Do you know how fast your disks are?
You really should! For a while now I have been talking to people about how disk throughput is the most common bottleneck in private cloud deployments. But yet most people do not know how fast their disks actually are. To give an idea of the sort of impact disk speed can have on virtual machine performance - let me share this story:
I frequently do performance bench-marking on different builds and configurations of Hyper-V. One of the benchmarks I do is "Windows installation time". I have a special installation CD image that I created - which installs Windows Server 2012 R2 in a completely unattended fashion, and shuts down the virtual machine when it is completed. Recently, I was worried that we might have introduced a significant performance regression in a daily build of Hyper-V - only to realize that I had performed my Windows installation test on a different hard disk than I usually do. This lead to me bench marking the speeds of the different disks that I had - and performing my installation test on each configuration.
Here are the summary notes:
- Brand new SATA3 SSD
- Speed: ~60,000 8K IOPs
- Windows Installation time: 3 minutes, 45 seconds
- Two year old SATA3 SSD
- Speed: ~15,000 8K IOPs
- Windows installation time: 9 minutes, 50 seconds
- RAID 10 SATA2 7,200 RPM HDD
- Speed: ~700 8K IOPs
- Windows installation time: 32 minutes, 25 seconds
This is quite a significant difference. It is important to note that for these tests - all other factors (CPU, Memory, etc...) were identical.
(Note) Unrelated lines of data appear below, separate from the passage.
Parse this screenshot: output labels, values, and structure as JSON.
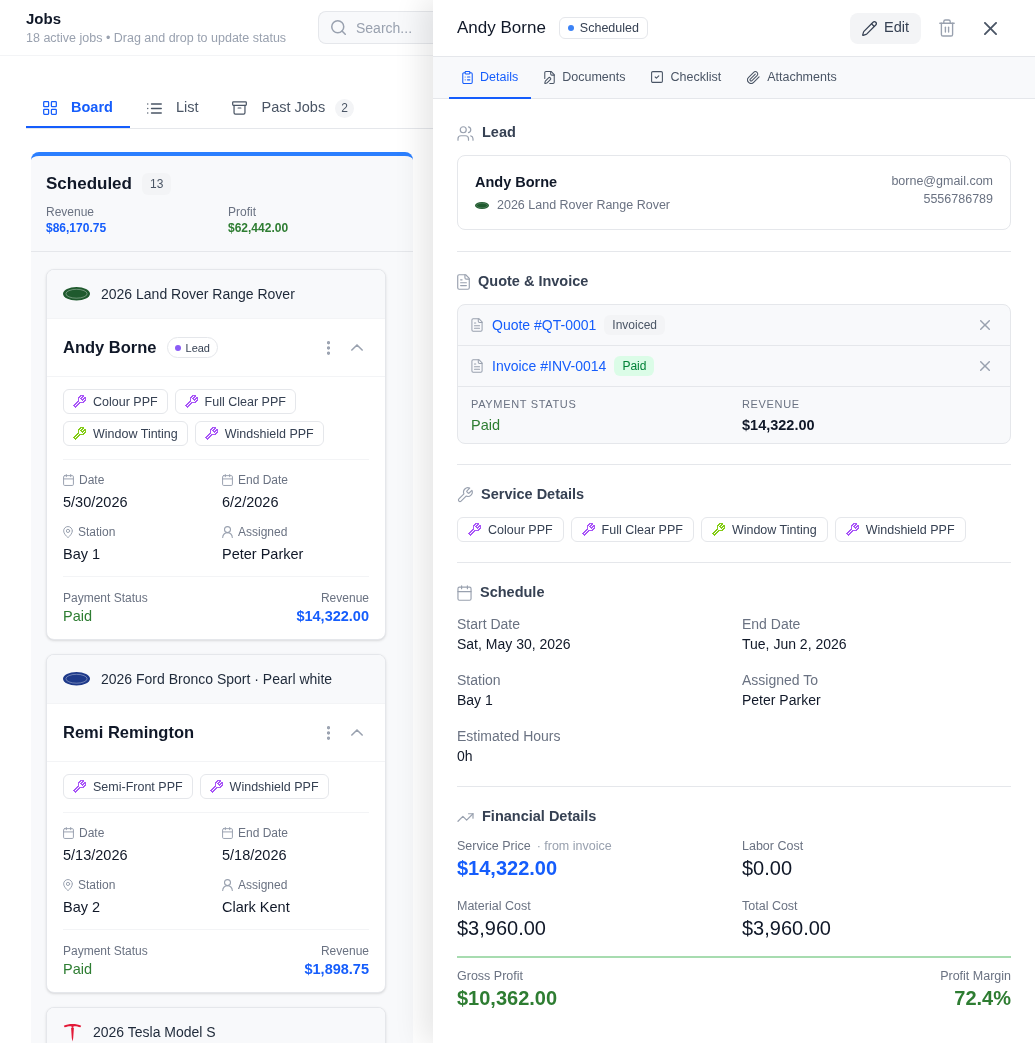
{
  "page": {
    "title": "Jobs",
    "subtitle": "18 active jobs • Drag and drop to update status",
    "search": {
      "placeholder": "Search..."
    }
  },
  "view_tabs": [
    {
      "label": "Board",
      "selected": true
    },
    {
      "label": "List",
      "selected": false
    },
    {
      "label": "Past Jobs",
      "count": "2",
      "selected": false
    }
  ],
  "column": {
    "title": "Scheduled",
    "count": "13",
    "stats": [
      {
        "label": "Revenue",
        "value": "$86,170.75",
        "kind": "revenue"
      },
      {
        "label": "Profit",
        "value": "$62,442.00",
        "kind": "profit"
      }
    ],
    "jobs": [
      {
        "vehicle": "2026 Land Rover Range Rover",
        "logo": {
          "kind": "oval",
          "color": "#1f5a2e"
        },
        "customer": "Andy Borne",
        "badge": {
          "label": "Lead",
          "color": "#8b5cf6"
        },
        "expanded": true,
        "services": [
          {
            "label": "Colour PPF",
            "color": "#a855f7"
          },
          {
            "label": "Full Clear PPF",
            "color": "#a855f7"
          },
          {
            "label": "Window Tinting",
            "color": "#84cc16"
          },
          {
            "label": "Windshield PPF",
            "color": "#a855f7"
          }
        ],
        "fields": [
          {
            "label": "Date",
            "value": "5/30/2026"
          },
          {
            "label": "End Date",
            "value": "6/2/2026"
          },
          {
            "label": "Station",
            "value": "Bay 1"
          },
          {
            "label": "Assigned",
            "value": "Peter Parker"
          }
        ],
        "payment": {
          "label": "Payment Status",
          "value": "Paid"
        },
        "revenue": {
          "label": "Revenue",
          "value": "$14,322.00"
        }
      },
      {
        "vehicle": "2026 Ford Bronco Sport · Pearl white",
        "logo": {
          "kind": "oval",
          "color": "#1e3a8a"
        },
        "customer": "Remi Remington",
        "expanded": true,
        "services": [
          {
            "label": "Semi-Front PPF",
            "color": "#a855f7"
          },
          {
            "label": "Windshield PPF",
            "color": "#a855f7"
          }
        ],
        "fields": [
          {
            "label": "Date",
            "value": "5/13/2026"
          },
          {
            "label": "End Date",
            "value": "5/18/2026"
          },
          {
            "label": "Station",
            "value": "Bay 2"
          },
          {
            "label": "Assigned",
            "value": "Clark Kent"
          }
        ],
        "payment": {
          "label": "Payment Status",
          "value": "Paid"
        },
        "revenue": {
          "label": "Revenue",
          "value": "$1,898.75"
        }
      },
      {
        "vehicle": "2026 Tesla Model S",
        "logo": {
          "kind": "t",
          "color": "#e31937"
        }
      }
    ]
  },
  "drawer": {
    "title": "Andy Borne",
    "status": {
      "label": "Scheduled",
      "color": "#3b82f6"
    },
    "edit_button": "Edit",
    "tabs": [
      {
        "label": "Details",
        "selected": true
      },
      {
        "label": "Documents",
        "selected": false
      },
      {
        "label": "Checklist",
        "selected": false
      },
      {
        "label": "Attachments",
        "selected": false
      }
    ],
    "sections": [
      {
        "kind": "lead",
        "title": "Lead",
        "name": "Andy Borne",
        "vehicle": "2026 Land Rover Range Rover",
        "logo": {
          "kind": "oval",
          "color": "#1f5a2e"
        },
        "email": "borne@gmail.com",
        "phone": "5556786789"
      },
      {
        "kind": "documents",
        "title": "Quote & Invoice",
        "documents": [
          {
            "label": "Quote #QT-0001",
            "badge": {
              "label": "Invoiced",
              "kind": "neutral"
            }
          },
          {
            "label": "Invoice #INV-0014",
            "badge": {
              "label": "Paid",
              "kind": "success"
            }
          }
        ],
        "summary": [
          {
            "label": "PAYMENT STATUS",
            "value": "Paid",
            "kind": "status"
          },
          {
            "label": "REVENUE",
            "value": "$14,322.00",
            "kind": "amount"
          }
        ]
      },
      {
        "kind": "services",
        "title": "Service Details",
        "services": [
          {
            "label": "Colour PPF",
            "color": "#a855f7"
          },
          {
            "label": "Full Clear PPF",
            "color": "#a855f7"
          },
          {
            "label": "Window Tinting",
            "color": "#84cc16"
          },
          {
            "label": "Windshield PPF",
            "color": "#a855f7"
          }
        ]
      },
      {
        "kind": "schedule",
        "title": "Schedule",
        "fields": [
          {
            "label": "Start Date",
            "value": "Sat, May 30, 2026"
          },
          {
            "label": "End Date",
            "value": "Tue, Jun 2, 2026"
          },
          {
            "label": "Station",
            "value": "Bay 1"
          },
          {
            "label": "Assigned To",
            "value": "Peter Parker"
          },
          {
            "label": "Estimated Hours",
            "value": "0h"
          }
        ]
      },
      {
        "kind": "financial",
        "title": "Financial Details",
        "metrics": [
          {
            "label": "Service Price",
            "note": "· from invoice",
            "value": "$14,322.00",
            "kind": "price"
          },
          {
            "label": "Labor Cost",
            "value": "$0.00",
            "kind": "cost"
          },
          {
            "label": "Material Cost",
            "value": "$3,960.00",
            "kind": "cost"
          },
          {
            "label": "Total Cost",
            "value": "$3,960.00",
            "kind": "cost"
          }
        ],
        "totals": [
          {
            "label": "Gross Profit",
            "value": "$10,362.00"
          },
          {
            "label": "Profit Margin",
            "value": "72.4%"
          }
        ]
      }
    ]
  }
}
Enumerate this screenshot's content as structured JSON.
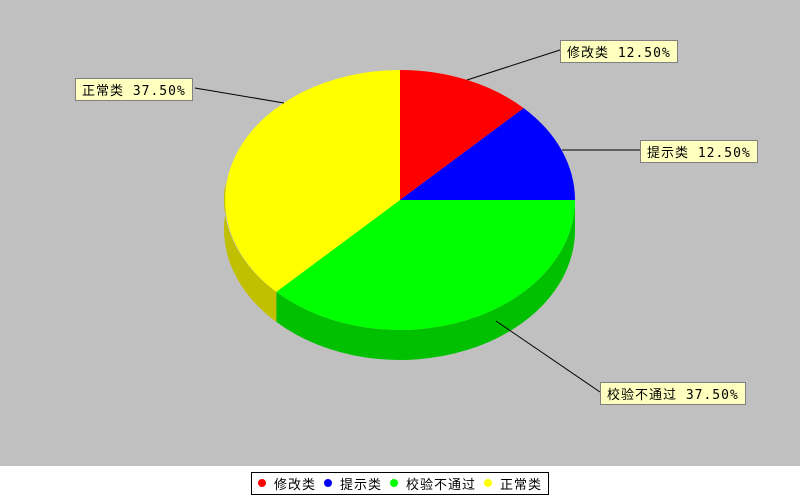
{
  "chart_data": {
    "type": "pie",
    "title": "",
    "series": [
      {
        "name": "修改类",
        "value": 12.5,
        "percent_label": "12.50%",
        "color": "#ff0000"
      },
      {
        "name": "提示类",
        "value": 12.5,
        "percent_label": "12.50%",
        "color": "#0000ff"
      },
      {
        "name": "校验不通过",
        "value": 37.5,
        "percent_label": "37.50%",
        "color": "#00ff00"
      },
      {
        "name": "正常类",
        "value": 37.5,
        "percent_label": "37.50%",
        "color": "#ffff00"
      }
    ],
    "legend_position": "bottom",
    "start_angle_deg": 90
  },
  "labels": {
    "s0": "修改类 12.50%",
    "s1": "提示类 12.50%",
    "s2": "校验不通过 37.50%",
    "s3": "正常类 37.50%"
  },
  "legend": {
    "i0": "修改类",
    "i1": "提示类",
    "i2": "校验不通过",
    "i3": "正常类"
  },
  "colors": {
    "s0": "#ff0000",
    "s1": "#0000ff",
    "s2": "#00ff00",
    "s3": "#ffff00",
    "s0_dark": "#c00000",
    "s2_dark": "#00c000",
    "s3_dark": "#c0c000"
  }
}
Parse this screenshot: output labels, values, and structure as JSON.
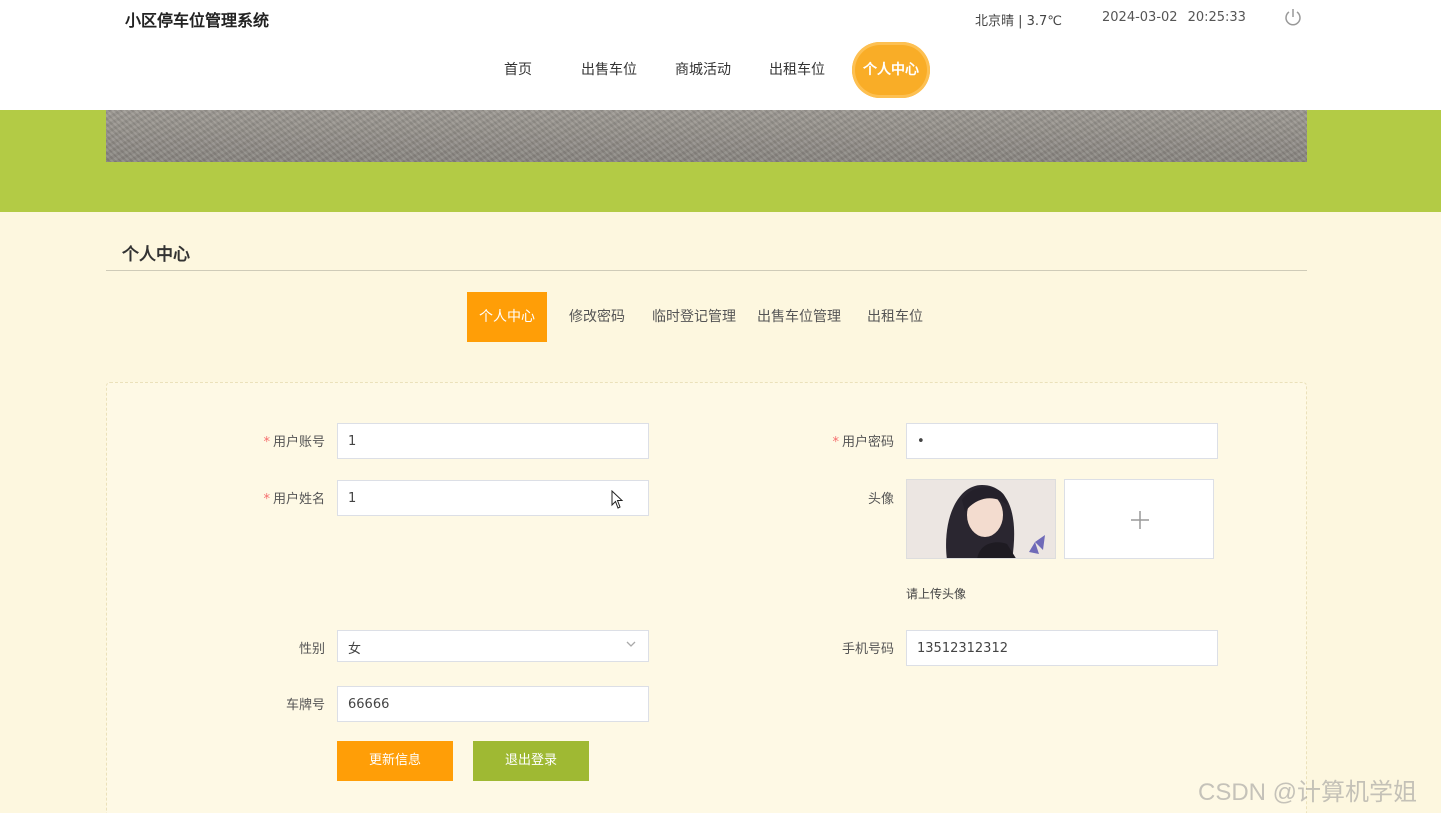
{
  "header": {
    "site_title": "小区停车位管理系统",
    "weather": "北京晴 | 3.7℃",
    "date": "2024-03-02",
    "time": "20:25:33",
    "power_icon": "power-icon"
  },
  "nav": {
    "items": [
      {
        "label": "首页"
      },
      {
        "label": "出售车位"
      },
      {
        "label": "商城活动"
      },
      {
        "label": "出租车位"
      },
      {
        "label": "个人中心"
      }
    ],
    "active": "个人中心"
  },
  "section": {
    "title": "个人中心"
  },
  "tabs": {
    "items": [
      {
        "label": "个人中心"
      },
      {
        "label": "修改密码"
      },
      {
        "label": "临时登记管理"
      },
      {
        "label": "出售车位管理"
      },
      {
        "label": "出租车位"
      }
    ],
    "active": "个人中心"
  },
  "form": {
    "required_mark": "*",
    "username_label": "用户账号",
    "username_value": "1",
    "password_label": "用户密码",
    "password_value": "•",
    "name_label": "用户姓名",
    "name_value": "1",
    "avatar_label": "头像",
    "avatar_hint": "请上传头像",
    "gender_label": "性别",
    "gender_value": "女",
    "phone_label": "手机号码",
    "phone_value": "13512312312",
    "plate_label": "车牌号",
    "plate_value": "66666",
    "update_button": "更新信息",
    "logout_button": "退出登录"
  },
  "colors": {
    "accent_orange": "#ff9e07",
    "accent_green": "#b3cb45",
    "logout_green": "#9fb933",
    "page_bg": "#fdf7df"
  },
  "watermark": "CSDN @计算机学姐"
}
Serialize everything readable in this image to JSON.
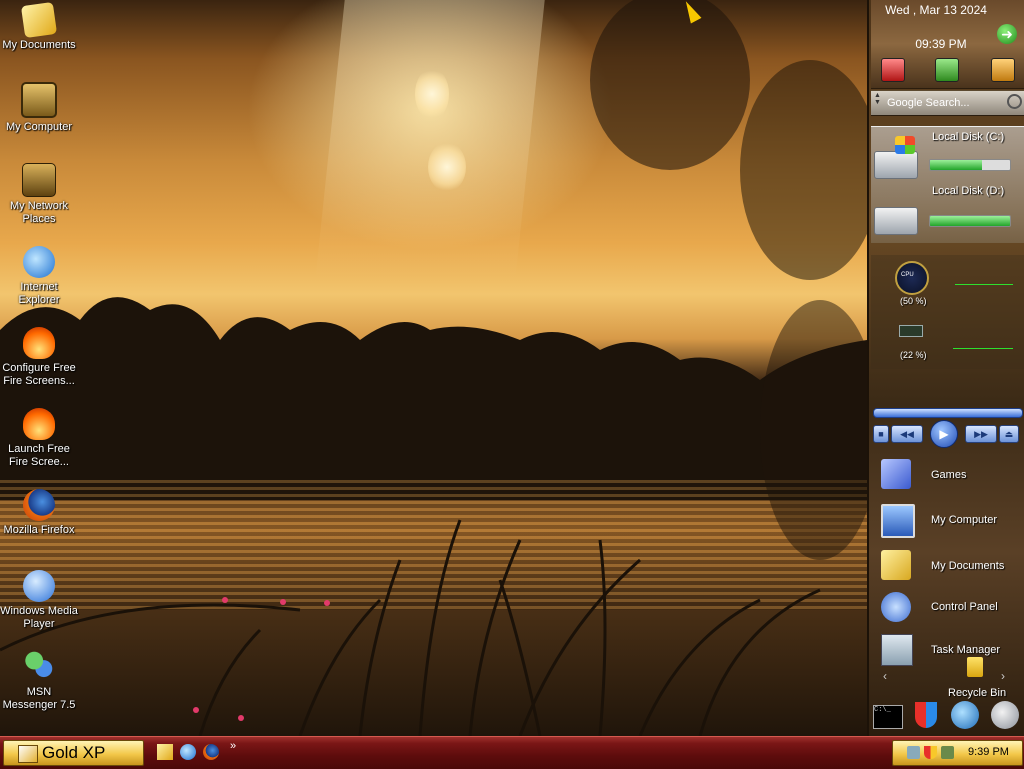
{
  "desktop": {
    "icons": [
      {
        "label": "My Documents",
        "icon": "folder-documents-icon"
      },
      {
        "label": "My Computer",
        "icon": "computer-icon"
      },
      {
        "label": "My Network Places",
        "icon": "network-icon"
      },
      {
        "label": "Internet Explorer",
        "icon": "ie-icon"
      },
      {
        "label": "Configure Free Fire Screens...",
        "icon": "fire-icon"
      },
      {
        "label": "Launch Free Fire Scree...",
        "icon": "fire-icon"
      },
      {
        "label": "Mozilla Firefox",
        "icon": "firefox-icon"
      },
      {
        "label": "Windows Media Player",
        "icon": "media-player-icon"
      },
      {
        "label": "MSN Messenger 7.5",
        "icon": "msn-icon"
      }
    ]
  },
  "sidebar": {
    "date": "Wed , Mar 13 2024",
    "time": "09:39 PM",
    "search_placeholder": "Google Search...",
    "drives": [
      {
        "label": "Local Disk (C:)",
        "used_fraction": 0.65
      },
      {
        "label": "Local Disk (D:)",
        "used_fraction": 1.0
      }
    ],
    "monitors": [
      {
        "name": "CPU",
        "percent": "(50 %)"
      },
      {
        "name": "RAM",
        "percent": "(22 %)"
      }
    ],
    "media_buttons": [
      "stop",
      "previous",
      "play",
      "next",
      "eject"
    ],
    "launch_items": [
      {
        "label": "Games",
        "icon": "games-folder-icon"
      },
      {
        "label": "My Computer",
        "icon": "computer-icon"
      },
      {
        "label": "My Documents",
        "icon": "documents-folder-icon"
      },
      {
        "label": "Control Panel",
        "icon": "control-panel-icon"
      },
      {
        "label": "Task Manager",
        "icon": "task-manager-icon"
      }
    ],
    "recycle_bin": "Recycle Bin"
  },
  "taskbar": {
    "start_label": "Gold XP",
    "overflow": "»",
    "clock": "9:39 PM"
  },
  "colors": {
    "taskbar": "#6a1010",
    "start_gold": "#f3c84a",
    "bar_green": "#23a42a"
  }
}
If you have never tested the speed of your storage - Jose Barreto has a great blog post on how to do this here: http://blogs.technet.com/b/josebda/archive/2014/10/13/diskspd-powershell-and-storage-performance-measuring-iops-throughput-and-latency-for-both-local-disks-and-smb-file-shares.aspx